driven to go to sea all the time. They always say that they're
going to go dry and go back on land, but once the sea calls them
again, they're off. They love it and they hate it. Love and hate
are what this entertainment business is all about. People hate
you today, and then they love you tomorrow. They let you down,
and they build you back. You're in, and then you're out again.
There's this constant struggle for admiration, love, and respect
that is a strange kind of love-hatred and a constant attempt
at trying to prove yourself.
Q: What is it you're
trying to prove?
A: I don't know. Generally, I
think it comes from a sense of my desperately needing to be understood
and desiring to effect change through something that I have to
say. I question myself all the time. Why am I doing this? I could
just get married and be rich...Yet I could never settle for that.

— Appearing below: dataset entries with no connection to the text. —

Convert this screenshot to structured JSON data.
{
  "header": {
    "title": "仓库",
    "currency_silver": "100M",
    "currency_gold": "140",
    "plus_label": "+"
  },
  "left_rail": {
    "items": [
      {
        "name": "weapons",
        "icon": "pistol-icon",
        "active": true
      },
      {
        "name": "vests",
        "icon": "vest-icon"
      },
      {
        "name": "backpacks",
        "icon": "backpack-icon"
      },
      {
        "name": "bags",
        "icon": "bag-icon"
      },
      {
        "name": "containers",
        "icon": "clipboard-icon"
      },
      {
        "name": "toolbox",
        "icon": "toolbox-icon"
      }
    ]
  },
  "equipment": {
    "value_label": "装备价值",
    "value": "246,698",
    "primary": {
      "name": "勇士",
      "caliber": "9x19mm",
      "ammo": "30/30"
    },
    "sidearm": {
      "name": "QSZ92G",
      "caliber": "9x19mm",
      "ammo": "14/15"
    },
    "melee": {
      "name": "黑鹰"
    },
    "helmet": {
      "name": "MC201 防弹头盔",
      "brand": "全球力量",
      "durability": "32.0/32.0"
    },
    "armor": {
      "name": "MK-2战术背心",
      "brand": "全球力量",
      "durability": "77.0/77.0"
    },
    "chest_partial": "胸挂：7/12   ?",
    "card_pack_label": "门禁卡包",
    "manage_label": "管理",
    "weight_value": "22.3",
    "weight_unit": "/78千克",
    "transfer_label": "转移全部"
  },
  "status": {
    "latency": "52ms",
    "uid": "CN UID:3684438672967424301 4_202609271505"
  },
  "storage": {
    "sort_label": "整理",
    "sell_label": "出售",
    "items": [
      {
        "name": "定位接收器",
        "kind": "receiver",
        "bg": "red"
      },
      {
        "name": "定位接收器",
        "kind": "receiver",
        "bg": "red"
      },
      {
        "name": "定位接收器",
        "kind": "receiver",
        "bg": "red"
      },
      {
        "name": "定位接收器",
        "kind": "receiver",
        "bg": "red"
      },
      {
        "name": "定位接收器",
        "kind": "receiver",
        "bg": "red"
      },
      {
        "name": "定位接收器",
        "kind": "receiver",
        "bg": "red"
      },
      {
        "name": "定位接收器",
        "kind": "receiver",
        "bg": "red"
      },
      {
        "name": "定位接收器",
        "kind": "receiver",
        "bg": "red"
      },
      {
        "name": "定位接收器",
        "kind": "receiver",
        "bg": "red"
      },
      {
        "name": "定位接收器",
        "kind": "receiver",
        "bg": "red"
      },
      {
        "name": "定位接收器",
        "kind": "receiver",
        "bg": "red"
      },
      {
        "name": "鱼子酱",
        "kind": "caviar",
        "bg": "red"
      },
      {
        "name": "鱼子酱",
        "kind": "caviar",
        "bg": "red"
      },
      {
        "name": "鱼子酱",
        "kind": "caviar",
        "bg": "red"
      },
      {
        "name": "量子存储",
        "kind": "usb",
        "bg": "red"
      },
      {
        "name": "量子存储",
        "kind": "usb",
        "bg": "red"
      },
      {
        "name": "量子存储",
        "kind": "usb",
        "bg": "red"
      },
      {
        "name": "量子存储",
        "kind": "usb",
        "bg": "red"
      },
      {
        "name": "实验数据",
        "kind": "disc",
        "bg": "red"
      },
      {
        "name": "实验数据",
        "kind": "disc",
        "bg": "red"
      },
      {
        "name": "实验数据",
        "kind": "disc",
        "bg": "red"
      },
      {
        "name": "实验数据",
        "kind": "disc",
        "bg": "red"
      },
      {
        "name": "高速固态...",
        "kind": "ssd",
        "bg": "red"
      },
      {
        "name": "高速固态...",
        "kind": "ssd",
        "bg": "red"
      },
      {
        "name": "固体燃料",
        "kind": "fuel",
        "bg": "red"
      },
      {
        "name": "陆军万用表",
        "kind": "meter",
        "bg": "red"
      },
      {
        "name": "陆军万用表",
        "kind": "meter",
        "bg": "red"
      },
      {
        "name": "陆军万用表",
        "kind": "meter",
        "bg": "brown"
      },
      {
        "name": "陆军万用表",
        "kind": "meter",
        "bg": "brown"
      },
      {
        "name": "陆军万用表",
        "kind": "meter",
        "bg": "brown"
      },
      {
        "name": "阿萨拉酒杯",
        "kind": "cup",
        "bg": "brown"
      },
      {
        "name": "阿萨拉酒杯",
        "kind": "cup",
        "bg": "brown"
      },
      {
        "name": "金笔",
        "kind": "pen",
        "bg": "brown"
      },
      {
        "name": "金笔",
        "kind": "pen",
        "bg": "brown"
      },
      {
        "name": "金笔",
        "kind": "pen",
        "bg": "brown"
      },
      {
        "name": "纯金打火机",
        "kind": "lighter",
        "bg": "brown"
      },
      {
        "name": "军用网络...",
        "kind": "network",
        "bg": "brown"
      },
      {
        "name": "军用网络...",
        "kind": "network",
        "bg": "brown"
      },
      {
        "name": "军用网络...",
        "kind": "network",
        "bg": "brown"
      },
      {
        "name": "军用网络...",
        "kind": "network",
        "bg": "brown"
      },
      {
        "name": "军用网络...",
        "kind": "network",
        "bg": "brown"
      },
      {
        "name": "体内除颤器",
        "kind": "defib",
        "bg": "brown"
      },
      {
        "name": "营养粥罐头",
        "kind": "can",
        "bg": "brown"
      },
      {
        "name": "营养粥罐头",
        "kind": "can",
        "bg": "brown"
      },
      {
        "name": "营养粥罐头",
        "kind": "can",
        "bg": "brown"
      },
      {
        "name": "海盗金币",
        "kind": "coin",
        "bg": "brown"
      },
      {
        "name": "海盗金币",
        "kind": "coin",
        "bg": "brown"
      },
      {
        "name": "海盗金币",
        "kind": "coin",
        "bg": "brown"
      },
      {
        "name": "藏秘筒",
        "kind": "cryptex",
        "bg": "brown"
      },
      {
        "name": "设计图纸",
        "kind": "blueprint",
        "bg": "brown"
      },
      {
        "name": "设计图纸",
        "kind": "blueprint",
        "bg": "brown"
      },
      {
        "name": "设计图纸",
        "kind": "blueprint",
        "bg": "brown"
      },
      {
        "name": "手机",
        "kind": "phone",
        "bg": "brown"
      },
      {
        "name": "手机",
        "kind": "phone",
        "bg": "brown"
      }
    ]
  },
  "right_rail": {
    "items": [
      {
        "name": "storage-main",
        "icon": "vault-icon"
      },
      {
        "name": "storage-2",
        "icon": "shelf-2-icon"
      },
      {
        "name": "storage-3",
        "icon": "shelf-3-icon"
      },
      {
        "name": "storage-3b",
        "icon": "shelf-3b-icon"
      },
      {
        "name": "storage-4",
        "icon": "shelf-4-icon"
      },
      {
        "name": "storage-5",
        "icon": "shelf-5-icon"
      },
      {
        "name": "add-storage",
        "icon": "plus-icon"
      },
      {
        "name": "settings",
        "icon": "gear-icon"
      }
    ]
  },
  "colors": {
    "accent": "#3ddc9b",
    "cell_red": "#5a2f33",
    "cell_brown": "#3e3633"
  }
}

It's not even the money. At some point it's just madness. I don't
know why I have such a drastic need to be understood, but I do.
Q: Is performing the only way you feel that you can
A: Not really. I'm always on stage,
though - I mean, my life is a stage at this point, whether
I'm at home or whether I'm at office or whether I'm on the road
or on television or shopping. I'm always on stage. At this point
there are very few moments in my life when I don't feel I have
to be quote Donna Summer unquote. I can't just be a little girl
from Boston. It's very funny how people make you jump into being
the person they want to see. But I manage to stabilize myself.
Q: What frightens you most about what you're doing?
A: Not being in possession of my own abilities and
faculties. And in this profession it's easy for that to happen.
I never want to lose sight of who I am or what I'm here for,
and I think that's probably my biggest fear. When I say "going
insane", I mean becoming so much part of the machinery that
I no longer see the reality of what I have to do in this lifetime.
And what I have to do is develop my talents and my ability and
the ability of others as best I can. I believe there is a structure
to the whole thing. First, before you can help someone else,
you really must help yourself. Second, you should help your family
or people who are close to you. That is why I feel that some
of my greatest achievements have been my work with the Brooklyn
Dreams and with my sister, Sunshine, whose first album I'm producing.
And then you should really do something for the world. When you've
indulged you're ego in the things that you wanted, then it's
time to give it all back. And that is basically my whole philosophy
about what I'm doing, one that I've had since I was a girl.
Q: Do you feel a need to do things for people so
that you will be remembered by them?
A: This is
a strange thing, but I really don't care if they remember me.
I hope they remember my philosophy, as opposed to my person,
because I'm actually quite insignificant. People remember Jesus,
or they remember disciples. But to remember them as people is
not enough. You must remember what they taught you. That's the
important thing to me.
Q: What do you wish your
public would understand about you that they don't now?
The only specific thing that I think people need to understand
is that I need to be free. I think the thing that bothers me
the most about this thing called success - it is a thing,
a monster - is that it changes your life-style so drastically.
There is no longer any privacy in your life, and you have no
choice. Really, I'm a very regular person, normal person, and
I want to relate to my audience, to the public, to let them know
that I love them or I wouldn't be doing what I'm doing. At the
same time, I want their love and respect and understanding. They're
my fans, and they want X, but they have to know that there are
millions of people chewing away at this person, saying, "I
want this and I want this and I want that." And it's impossible
to accommodate all of these people. When I say "I can't"
to people, I want them to understand that I can't and not to
feel put down by it. It's the one thing that disturbs me: that
people feel they deserve more, and that I can't give it. I even
would if I could, but I can't. And then they say, "Well,
we buy your records." Yes, I sang a song, you bought my
record, I got the money. That's the bottom line, and that's not
"cold". I sold a record, but I didn't sell my soul.